Among the entries below, find the lines with "system" and copy them.

Items from a dataset

↓↓↓

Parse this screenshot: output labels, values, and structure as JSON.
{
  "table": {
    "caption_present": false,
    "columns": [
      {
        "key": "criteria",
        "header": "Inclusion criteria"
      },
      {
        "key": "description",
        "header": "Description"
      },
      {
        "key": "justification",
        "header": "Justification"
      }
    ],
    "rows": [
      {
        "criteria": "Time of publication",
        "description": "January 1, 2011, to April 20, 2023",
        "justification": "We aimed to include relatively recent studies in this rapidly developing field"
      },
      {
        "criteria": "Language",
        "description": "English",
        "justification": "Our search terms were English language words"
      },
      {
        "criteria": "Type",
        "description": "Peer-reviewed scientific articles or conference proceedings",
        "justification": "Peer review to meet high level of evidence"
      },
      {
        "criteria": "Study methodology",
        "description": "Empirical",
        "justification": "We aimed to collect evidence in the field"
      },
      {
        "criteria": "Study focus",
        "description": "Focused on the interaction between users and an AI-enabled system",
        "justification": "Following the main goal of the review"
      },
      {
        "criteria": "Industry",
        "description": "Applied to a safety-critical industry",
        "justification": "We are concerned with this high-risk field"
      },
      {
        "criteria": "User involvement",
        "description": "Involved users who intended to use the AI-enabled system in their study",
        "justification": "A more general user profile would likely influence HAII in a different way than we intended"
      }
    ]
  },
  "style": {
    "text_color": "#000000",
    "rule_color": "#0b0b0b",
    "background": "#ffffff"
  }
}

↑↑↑

* YOUR RESPONSE:
        "description": "Focused on the interaction between users and an AI-enabled system",
        "description": "Involved users who intended to use the AI-enabled system in their study",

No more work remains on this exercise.